Do the balance transfers incur a transaction fee and if so how much? Consider how long the introductory APR lasts and the APR after that in your calculations. And, as always, be sure to read the fine print. You don’t want to encounter unexpected costs. The best offer sometimes is not the one with the lowest rate of interest.
Balance Transfer Trivia
The best type of balance transfer credit cards are the ones with a 0% rate of interest. Many companies have begun offering such cards, at an incredible introductory period of up to one year. It is possible to transfer your debt to a credit card with a 0% APR, and then retransfer it to another one at the end of the introductory APR period on the existing card. However this is not a recommended action as it can result in a lower credit rating for you. Credit card balance transfers can be done online; most companies offer this system of balance transfer.
Credit Card Balance Transfers In A Nutshell
Substantial savings can result if you get you balance transfer credit card arithmetic right. Before applying for one look, be sure to look at the fine print. Good financial sense with credit card balance transfers can make for good finances. If you have spent substantially utilizing "plastic" money, a balance transfer credit card just might make good financial sense for you.
Bank of America - A long road to the countries top credit card issuer.
Bank of America is currently the largest issuer of both credit and debit cards in the United States. It is also third in the nation when measured by assets and handles about 10% of deposits made in the country.
Open for business in 29 states, it's a safe assumption that Bank of America is a large force in credit and banking. More evidence supporting my very vague claim can be drawn from the bank's purchase of MBNA last year. MBNA was formerly the largest issuer of credit cards in the country.
More interesting than its acquisitions and statistics is Bank of America's history. The bank's roots, while wide-ranging, can be followed all the way back to the Bank of Massachusetts, which was the hot new thing on the block back in '84. 1784, that is.
Perhaps more interesting than a few lame history facts would be Bank of America's curious checking policy that landed them in court in 1999. The policy is that the biggest check is processed first, regardless of chronology. Some people (namely the sort that filed the lawsuit over this) felt that it was a technique to drive up overdraft charges. For example, say you have $11 in your checking account. Like I do. Maybe $11.50. Anyway, you have $11 and you cut a check for $0.25, for a piece of bubble gum. Then you issue another check, this time for a chocolate bar for $0.75. Then another check for a movie, we'll say a matinee for $5.00. Finally you go home and pay a utility bill for $396.78. Clearly you will be hit with an overdraft charge. However, Bank of America would process the bill first, then the movie, then the chocolate, then the gum. You would be charged four overdraft charges. Quirky, isn't it? Well, maybe not so much. Wachovia, Chase, and Citibank also do the same thing.

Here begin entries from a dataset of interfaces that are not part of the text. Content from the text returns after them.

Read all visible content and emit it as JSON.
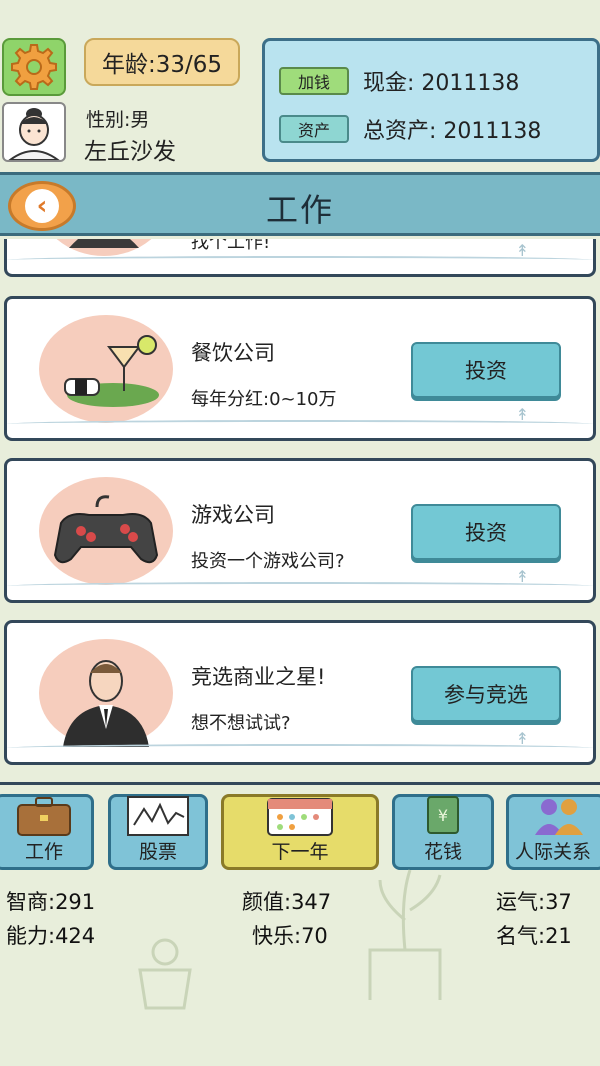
{
  "header": {
    "age_text": "年龄:33/65",
    "gender_text": "性别:男",
    "name": "左丘沙发",
    "add_money_label": "加钱",
    "cash_text": "现金: 2011138",
    "assets_label": "资产",
    "total_assets_text": "总资产: 2011138"
  },
  "page": {
    "title": "工作"
  },
  "partial_card": {
    "subtitle": "找个工作!"
  },
  "cards": [
    {
      "title": "餐饮公司",
      "subtitle": "每年分红:0~10万",
      "button": "投资"
    },
    {
      "title": "游戏公司",
      "subtitle": "投资一个游戏公司?",
      "button": "投资"
    },
    {
      "title": "竞选商业之星!",
      "subtitle": "想不想试试?",
      "button": "参与竞选"
    }
  ],
  "nav": {
    "work": "工作",
    "stocks": "股票",
    "next_year": "下一年",
    "spend": "花钱",
    "relations": "人际关系"
  },
  "stats": {
    "iq": "智商:291",
    "looks": "颜值:347",
    "luck": "运气:37",
    "ability": "能力:424",
    "happiness": "快乐:70",
    "fame": "名气:21"
  },
  "colors": {
    "background": "#e8eedb",
    "title_bar": "#7ab8c6",
    "button": "#73c8d4",
    "next_year_button": "#e6dc6a"
  }
}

The suit ended with a $9 million settlement.
That wouldn't be the last time Bank of America would find itself in court. In 2004 the bank was accused of assisting in the fraudulent activities of a quaint little company called Enron (settled for $63 million). The same year a California jury decided the bank illegally tampered over a million customers' Social Security Benefits. That case may cost the company over $1 billion.
But hey, you know, it's America, half of our idols are in court all the time. We shouldn't begrudge Bank of America for doing what banks do, which is usually finding clever ways to make more money at the everyday person's expense.
So aside from a tainted recent reputation, the bank still does plenty of business issuing more debit and credit cards than anyone else. That's not a combined figure, Bank of America tops both types of cards. Their recent $35 billion dollar acquisition of MBNA rounded out their line-up with a plethora of affinity and specialty credit cards second-to-none. Take a look at your card, you might not be too surprised to see who issued it.